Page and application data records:
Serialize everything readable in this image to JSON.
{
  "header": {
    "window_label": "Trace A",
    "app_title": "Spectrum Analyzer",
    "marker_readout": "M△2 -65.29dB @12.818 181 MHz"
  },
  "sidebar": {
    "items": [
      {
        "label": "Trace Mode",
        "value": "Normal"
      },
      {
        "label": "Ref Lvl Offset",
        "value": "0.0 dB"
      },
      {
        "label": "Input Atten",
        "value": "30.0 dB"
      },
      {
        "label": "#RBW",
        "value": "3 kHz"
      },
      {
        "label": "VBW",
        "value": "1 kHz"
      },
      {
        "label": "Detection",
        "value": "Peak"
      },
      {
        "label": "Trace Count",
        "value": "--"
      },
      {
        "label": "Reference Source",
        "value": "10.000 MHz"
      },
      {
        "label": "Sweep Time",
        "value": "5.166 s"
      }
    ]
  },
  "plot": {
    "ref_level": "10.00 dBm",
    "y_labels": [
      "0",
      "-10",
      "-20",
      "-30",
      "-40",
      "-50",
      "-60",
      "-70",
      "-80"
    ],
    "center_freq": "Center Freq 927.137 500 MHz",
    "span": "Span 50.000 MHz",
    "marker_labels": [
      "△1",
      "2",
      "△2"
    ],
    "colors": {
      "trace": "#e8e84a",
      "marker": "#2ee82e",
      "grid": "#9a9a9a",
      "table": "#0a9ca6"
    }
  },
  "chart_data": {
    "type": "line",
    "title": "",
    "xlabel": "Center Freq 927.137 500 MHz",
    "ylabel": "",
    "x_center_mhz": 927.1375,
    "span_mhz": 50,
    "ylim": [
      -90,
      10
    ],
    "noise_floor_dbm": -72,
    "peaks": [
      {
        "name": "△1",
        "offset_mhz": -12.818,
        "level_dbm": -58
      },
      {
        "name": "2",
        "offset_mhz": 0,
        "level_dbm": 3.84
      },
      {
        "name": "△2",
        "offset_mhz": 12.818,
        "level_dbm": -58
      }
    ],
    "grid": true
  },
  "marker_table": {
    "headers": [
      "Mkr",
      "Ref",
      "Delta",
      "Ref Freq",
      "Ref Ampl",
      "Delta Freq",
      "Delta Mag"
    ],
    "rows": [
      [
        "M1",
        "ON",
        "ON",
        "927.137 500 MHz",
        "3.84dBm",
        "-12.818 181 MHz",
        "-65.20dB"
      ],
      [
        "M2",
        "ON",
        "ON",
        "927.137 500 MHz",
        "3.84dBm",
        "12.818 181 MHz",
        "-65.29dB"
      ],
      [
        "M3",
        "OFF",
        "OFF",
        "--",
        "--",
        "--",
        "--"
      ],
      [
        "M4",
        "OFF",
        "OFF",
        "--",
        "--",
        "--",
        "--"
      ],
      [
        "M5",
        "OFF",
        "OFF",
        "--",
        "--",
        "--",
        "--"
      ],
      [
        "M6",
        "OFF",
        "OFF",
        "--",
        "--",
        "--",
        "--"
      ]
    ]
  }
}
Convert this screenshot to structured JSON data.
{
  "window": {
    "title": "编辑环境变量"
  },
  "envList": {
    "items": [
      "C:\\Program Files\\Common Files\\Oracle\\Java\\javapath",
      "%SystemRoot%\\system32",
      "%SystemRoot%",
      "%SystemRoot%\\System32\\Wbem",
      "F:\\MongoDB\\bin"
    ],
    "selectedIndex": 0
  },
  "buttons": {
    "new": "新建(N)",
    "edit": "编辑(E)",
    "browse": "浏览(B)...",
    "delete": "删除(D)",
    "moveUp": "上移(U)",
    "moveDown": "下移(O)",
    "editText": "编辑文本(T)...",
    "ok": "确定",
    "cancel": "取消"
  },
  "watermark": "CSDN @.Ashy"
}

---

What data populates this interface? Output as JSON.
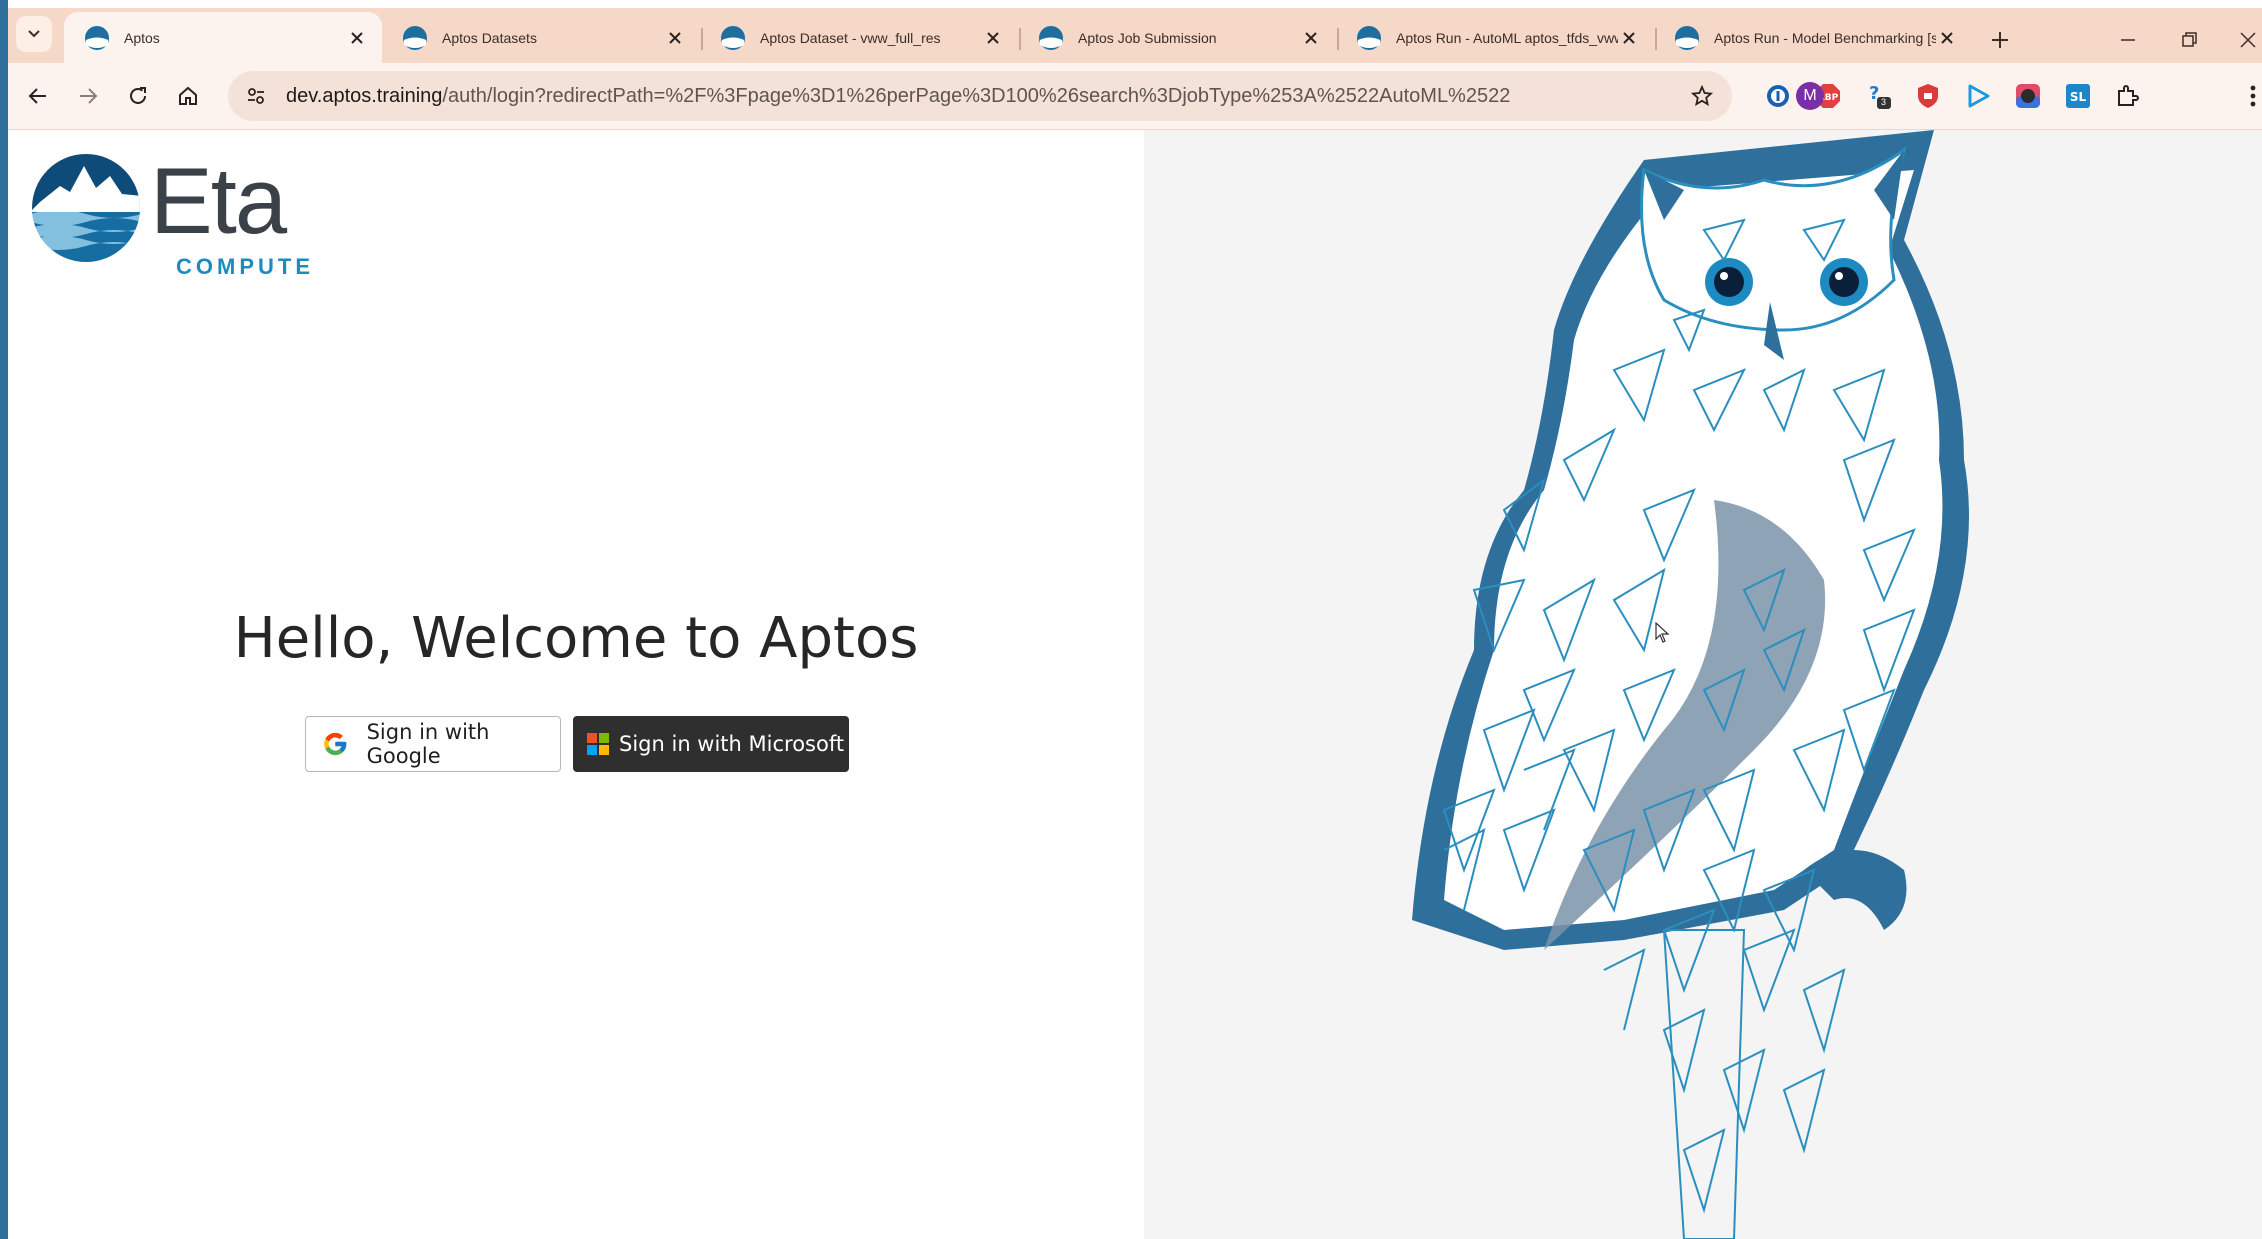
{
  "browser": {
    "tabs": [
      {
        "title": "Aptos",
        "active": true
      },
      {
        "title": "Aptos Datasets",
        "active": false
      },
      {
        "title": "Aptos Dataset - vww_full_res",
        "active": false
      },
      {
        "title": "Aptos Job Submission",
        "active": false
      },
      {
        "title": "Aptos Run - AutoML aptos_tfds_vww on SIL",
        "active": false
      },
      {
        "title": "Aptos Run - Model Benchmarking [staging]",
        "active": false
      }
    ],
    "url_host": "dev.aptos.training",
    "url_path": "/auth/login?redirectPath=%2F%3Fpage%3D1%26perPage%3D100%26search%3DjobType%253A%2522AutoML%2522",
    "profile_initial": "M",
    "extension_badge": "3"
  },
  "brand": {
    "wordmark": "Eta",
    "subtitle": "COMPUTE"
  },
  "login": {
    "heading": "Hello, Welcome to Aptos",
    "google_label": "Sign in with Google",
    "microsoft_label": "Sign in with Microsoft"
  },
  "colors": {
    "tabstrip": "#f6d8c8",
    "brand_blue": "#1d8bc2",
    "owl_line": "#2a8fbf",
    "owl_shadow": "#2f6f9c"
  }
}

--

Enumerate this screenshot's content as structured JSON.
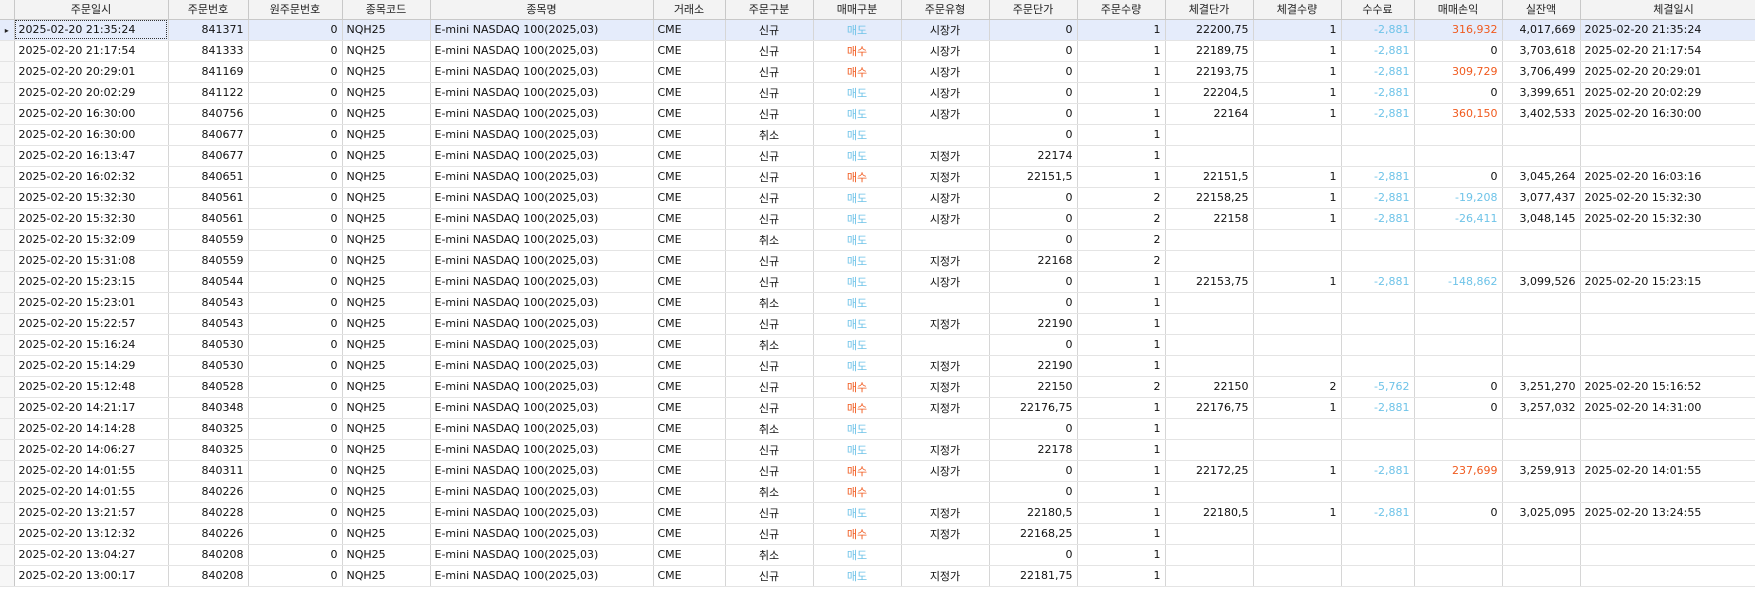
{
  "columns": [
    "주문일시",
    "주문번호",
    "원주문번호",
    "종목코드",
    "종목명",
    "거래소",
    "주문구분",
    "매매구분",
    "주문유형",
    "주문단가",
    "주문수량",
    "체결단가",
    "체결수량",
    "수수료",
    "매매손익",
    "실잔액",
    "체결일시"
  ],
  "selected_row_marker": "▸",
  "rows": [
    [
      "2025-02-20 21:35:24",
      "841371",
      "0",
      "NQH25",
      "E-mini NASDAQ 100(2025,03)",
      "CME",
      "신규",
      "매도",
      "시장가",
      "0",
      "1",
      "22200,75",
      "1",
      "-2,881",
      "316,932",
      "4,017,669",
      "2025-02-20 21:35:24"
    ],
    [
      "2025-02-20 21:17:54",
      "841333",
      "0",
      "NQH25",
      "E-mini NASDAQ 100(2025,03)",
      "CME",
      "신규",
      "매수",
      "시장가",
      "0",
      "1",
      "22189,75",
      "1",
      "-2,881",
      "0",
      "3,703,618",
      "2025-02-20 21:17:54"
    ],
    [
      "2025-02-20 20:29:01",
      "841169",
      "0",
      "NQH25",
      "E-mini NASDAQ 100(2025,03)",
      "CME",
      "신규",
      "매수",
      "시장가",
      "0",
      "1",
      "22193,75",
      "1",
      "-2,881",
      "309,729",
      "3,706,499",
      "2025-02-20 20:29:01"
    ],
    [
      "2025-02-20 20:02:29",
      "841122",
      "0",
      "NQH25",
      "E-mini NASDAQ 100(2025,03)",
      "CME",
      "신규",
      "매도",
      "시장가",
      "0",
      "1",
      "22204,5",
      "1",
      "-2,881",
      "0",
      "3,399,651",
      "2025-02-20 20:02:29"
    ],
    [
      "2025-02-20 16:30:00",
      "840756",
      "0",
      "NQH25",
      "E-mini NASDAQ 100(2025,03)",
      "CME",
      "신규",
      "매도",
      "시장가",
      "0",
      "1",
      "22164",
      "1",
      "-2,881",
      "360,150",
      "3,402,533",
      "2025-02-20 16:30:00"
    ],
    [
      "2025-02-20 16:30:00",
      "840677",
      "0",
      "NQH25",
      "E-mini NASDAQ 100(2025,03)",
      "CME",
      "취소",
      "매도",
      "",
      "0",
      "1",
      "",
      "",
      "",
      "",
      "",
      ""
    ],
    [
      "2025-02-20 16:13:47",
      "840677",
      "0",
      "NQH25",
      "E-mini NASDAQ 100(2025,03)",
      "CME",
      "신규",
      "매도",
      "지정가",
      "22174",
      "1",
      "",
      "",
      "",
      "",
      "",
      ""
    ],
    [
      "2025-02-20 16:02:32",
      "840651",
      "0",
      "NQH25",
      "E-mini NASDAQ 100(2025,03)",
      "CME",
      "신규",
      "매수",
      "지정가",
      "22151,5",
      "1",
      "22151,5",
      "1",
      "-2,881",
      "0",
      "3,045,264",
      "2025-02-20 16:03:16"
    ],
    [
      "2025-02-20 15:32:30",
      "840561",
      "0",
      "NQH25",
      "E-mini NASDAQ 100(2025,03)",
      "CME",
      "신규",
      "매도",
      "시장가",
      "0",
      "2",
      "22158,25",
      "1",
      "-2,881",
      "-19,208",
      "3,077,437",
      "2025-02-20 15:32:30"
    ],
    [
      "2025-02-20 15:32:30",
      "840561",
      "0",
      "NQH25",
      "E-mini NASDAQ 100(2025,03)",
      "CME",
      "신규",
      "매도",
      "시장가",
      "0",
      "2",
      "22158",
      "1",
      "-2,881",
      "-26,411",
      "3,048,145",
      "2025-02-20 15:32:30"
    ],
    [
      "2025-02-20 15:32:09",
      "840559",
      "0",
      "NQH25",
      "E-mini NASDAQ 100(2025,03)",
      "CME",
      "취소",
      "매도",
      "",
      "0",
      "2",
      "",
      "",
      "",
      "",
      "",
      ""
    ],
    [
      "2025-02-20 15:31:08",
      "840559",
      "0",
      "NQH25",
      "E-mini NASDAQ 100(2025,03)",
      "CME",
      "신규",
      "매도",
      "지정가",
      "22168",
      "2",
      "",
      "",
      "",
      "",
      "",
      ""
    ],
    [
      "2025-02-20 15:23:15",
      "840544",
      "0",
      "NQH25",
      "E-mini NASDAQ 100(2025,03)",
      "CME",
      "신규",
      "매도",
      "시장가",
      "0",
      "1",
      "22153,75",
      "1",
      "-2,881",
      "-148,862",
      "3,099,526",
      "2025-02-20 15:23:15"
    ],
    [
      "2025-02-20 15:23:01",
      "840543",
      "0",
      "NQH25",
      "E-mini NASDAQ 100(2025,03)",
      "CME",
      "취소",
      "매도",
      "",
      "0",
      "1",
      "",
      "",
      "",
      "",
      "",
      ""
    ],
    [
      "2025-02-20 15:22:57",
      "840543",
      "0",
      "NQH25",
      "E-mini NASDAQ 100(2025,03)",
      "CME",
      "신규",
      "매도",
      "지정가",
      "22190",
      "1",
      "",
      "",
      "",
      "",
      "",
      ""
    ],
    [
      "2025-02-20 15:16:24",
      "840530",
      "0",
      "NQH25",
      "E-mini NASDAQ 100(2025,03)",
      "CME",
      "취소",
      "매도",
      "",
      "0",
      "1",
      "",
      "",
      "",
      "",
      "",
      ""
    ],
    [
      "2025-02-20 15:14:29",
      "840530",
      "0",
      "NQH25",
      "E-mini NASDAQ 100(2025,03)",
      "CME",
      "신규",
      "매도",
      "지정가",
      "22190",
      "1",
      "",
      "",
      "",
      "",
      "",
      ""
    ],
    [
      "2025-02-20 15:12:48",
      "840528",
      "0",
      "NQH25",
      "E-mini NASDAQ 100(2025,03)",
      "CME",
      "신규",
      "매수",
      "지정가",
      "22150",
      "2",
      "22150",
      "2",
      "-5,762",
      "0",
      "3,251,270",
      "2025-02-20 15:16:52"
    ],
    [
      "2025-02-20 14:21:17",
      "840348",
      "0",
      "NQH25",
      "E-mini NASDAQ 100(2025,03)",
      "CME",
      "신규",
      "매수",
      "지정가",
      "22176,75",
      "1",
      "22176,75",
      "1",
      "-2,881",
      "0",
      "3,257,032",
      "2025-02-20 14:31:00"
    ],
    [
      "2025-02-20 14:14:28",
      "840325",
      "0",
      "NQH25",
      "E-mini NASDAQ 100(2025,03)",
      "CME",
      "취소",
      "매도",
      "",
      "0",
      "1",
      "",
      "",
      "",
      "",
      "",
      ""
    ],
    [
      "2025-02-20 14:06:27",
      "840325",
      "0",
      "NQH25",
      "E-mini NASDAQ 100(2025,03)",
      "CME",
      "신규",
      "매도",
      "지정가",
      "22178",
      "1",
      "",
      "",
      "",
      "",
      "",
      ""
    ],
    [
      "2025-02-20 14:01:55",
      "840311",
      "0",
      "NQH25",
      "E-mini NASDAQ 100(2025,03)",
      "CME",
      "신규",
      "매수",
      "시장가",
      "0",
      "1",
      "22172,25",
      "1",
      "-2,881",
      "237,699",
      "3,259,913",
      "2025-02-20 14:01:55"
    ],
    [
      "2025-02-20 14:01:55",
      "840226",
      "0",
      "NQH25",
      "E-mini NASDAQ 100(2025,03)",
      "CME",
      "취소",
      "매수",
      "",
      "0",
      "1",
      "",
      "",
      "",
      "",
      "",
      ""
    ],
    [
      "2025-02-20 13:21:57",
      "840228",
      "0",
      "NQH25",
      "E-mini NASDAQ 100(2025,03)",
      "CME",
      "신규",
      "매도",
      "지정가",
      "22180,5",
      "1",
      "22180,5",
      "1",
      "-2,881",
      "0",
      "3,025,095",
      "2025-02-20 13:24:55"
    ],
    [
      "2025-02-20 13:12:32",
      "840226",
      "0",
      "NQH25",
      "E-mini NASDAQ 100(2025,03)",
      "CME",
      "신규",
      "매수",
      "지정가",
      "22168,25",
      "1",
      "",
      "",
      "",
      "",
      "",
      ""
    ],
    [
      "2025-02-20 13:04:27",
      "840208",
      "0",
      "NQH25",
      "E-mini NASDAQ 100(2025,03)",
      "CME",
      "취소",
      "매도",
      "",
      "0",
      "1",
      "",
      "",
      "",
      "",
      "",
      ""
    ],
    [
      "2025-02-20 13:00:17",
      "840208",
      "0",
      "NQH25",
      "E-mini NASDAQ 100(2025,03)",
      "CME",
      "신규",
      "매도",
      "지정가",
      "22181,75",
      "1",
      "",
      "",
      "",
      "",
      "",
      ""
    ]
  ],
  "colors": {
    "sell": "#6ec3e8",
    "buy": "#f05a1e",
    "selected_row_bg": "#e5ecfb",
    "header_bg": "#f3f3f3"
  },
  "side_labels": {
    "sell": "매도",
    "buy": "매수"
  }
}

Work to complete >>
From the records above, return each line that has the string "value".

Result of the task >>
        "value": "Normal"
        "value": "0.0 dB"
        "value": "30.0 dB"
        "value": "3 kHz"
        "value": "1 kHz"
        "value": "Peak"
        "value": "--"
        "value": "10.000 MHz"
        "value": "5.166 s"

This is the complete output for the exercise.